Version control means you get access to the mind of a designer in a way that you couldn’t before. A more junior designer can follow along and understand the decisions of a more seasoned designer on their team as if by osmosis or subliminal learning. It takes the pain out of onboarding because a new designer on the team can get ramped up quickly and have the same institutional knowledge as their teammates.
Version control makes it that much easier for you to hone your design instincts because you can quickly identify knowledge gaps and easily pinpoint patterns of bottleneck across projects, giving you deep insight into how projects progress and improving the design process as a result.
You’re learning from the collective experiences of your design team, so there’s no more playing catch-up. It’s like matrix-style learning but you don’t have to put on an electrode-embedded head cap to learn new information quickly.
Empowering the IC in a more open world of design
In a recent blog post, our co-founder and CEO described how version control creates a major shift in how we view and learn from the design process: “By introducing transparency and a predictable workflow, we can bring others into our process, helping them understand the intentionality that goes into designing a great product.”
As more organizations become focused on design, the design process has also become more transparent and collaborative. More designers and companies are sharing how they arrived at their design solutions on Medium and the like. Version control is the natural extension of a more open design community. This push towards transparency benefits IC designers who are constantly looking for ways to refine their craft.

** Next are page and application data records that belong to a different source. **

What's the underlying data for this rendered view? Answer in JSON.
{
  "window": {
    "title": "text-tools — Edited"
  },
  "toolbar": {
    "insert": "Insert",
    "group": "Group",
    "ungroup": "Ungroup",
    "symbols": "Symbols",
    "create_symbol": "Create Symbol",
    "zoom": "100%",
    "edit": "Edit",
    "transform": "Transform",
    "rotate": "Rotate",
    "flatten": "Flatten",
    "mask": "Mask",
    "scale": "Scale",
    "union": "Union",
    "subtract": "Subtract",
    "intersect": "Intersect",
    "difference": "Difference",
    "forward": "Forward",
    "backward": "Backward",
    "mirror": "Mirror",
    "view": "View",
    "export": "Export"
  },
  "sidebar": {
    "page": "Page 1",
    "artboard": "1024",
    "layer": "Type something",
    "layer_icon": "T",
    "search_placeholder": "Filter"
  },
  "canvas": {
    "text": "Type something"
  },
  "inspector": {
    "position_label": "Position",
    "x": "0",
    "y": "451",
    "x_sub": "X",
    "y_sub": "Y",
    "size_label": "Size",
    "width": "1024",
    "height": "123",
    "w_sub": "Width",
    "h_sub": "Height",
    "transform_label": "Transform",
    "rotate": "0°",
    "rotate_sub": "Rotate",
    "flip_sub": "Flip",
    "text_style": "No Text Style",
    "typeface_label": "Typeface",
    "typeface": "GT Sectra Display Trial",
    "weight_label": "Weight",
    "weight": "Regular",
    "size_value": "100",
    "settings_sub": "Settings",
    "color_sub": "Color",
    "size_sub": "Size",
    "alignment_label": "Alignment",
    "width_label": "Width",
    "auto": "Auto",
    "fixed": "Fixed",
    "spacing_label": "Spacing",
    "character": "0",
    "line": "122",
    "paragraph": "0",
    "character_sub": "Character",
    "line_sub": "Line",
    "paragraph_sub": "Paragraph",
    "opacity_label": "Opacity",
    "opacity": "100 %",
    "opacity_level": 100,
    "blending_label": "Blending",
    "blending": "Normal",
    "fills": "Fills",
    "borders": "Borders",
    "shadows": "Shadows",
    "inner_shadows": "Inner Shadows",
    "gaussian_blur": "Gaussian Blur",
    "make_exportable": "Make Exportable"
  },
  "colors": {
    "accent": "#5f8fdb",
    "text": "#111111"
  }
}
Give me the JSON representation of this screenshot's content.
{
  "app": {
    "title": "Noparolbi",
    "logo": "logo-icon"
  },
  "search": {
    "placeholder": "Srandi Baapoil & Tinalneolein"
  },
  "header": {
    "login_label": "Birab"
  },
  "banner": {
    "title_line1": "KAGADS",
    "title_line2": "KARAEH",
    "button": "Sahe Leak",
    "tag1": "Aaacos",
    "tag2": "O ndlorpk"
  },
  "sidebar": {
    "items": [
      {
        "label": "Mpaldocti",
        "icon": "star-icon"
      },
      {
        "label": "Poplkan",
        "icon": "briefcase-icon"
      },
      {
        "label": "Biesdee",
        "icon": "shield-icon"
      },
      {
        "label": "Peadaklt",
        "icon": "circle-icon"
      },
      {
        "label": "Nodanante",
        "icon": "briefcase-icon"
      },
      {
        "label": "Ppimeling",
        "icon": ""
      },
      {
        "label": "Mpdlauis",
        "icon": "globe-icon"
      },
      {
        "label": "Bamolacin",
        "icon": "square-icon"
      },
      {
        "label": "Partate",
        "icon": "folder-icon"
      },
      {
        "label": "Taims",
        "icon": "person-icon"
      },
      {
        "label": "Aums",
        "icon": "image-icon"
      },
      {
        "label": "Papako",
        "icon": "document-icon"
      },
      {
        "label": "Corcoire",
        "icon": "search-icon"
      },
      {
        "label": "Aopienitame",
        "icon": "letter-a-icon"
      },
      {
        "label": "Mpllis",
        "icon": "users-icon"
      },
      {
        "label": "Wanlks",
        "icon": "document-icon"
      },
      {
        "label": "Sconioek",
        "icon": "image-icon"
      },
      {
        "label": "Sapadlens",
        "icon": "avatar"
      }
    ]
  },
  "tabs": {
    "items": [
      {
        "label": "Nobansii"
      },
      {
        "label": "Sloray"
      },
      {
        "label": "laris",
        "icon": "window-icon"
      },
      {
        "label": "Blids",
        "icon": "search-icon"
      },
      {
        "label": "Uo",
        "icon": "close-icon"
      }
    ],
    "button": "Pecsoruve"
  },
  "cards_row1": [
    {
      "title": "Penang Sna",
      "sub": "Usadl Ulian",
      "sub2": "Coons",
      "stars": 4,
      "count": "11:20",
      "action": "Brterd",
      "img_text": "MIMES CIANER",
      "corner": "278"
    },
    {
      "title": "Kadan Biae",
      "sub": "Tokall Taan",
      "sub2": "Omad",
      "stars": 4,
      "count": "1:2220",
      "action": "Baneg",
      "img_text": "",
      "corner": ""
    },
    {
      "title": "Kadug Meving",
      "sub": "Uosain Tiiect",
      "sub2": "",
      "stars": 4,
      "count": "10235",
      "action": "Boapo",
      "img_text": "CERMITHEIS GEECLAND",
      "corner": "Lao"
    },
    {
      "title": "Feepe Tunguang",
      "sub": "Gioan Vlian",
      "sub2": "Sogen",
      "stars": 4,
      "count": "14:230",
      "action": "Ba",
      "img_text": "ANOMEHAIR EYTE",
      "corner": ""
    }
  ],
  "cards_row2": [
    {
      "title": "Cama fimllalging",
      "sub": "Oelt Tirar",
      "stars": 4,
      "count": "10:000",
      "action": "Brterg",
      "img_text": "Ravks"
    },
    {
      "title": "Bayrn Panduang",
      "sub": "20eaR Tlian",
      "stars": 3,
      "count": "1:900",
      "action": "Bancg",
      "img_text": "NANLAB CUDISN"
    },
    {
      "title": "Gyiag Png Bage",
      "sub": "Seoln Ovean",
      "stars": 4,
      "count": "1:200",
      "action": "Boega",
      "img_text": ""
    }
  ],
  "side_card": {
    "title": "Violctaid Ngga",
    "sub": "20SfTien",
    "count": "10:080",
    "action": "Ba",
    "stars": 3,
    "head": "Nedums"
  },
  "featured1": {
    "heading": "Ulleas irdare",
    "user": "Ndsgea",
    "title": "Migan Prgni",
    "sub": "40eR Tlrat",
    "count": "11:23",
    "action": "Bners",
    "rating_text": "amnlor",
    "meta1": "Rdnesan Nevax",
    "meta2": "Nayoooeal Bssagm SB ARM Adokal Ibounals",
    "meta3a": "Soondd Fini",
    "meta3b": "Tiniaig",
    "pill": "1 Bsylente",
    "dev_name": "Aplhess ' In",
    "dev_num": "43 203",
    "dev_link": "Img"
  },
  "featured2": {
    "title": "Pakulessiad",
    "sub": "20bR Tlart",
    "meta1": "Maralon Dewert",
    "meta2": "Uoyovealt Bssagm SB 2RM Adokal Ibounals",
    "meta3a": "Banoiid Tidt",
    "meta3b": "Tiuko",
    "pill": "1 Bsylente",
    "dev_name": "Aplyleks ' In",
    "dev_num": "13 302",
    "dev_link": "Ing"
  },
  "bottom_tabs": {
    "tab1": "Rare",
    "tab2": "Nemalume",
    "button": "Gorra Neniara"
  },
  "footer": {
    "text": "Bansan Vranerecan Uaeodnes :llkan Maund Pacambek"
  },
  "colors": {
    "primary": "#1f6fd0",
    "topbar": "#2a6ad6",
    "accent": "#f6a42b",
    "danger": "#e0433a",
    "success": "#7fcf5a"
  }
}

Version control gives your adaptive unconscious the context and information it needs to help you come up with great design solutions faster in the future. Equipped with a streamlined workflow and unprecedented access to organizations’ design processes, it’s exciting to think about what the next generation of designers will be able to do.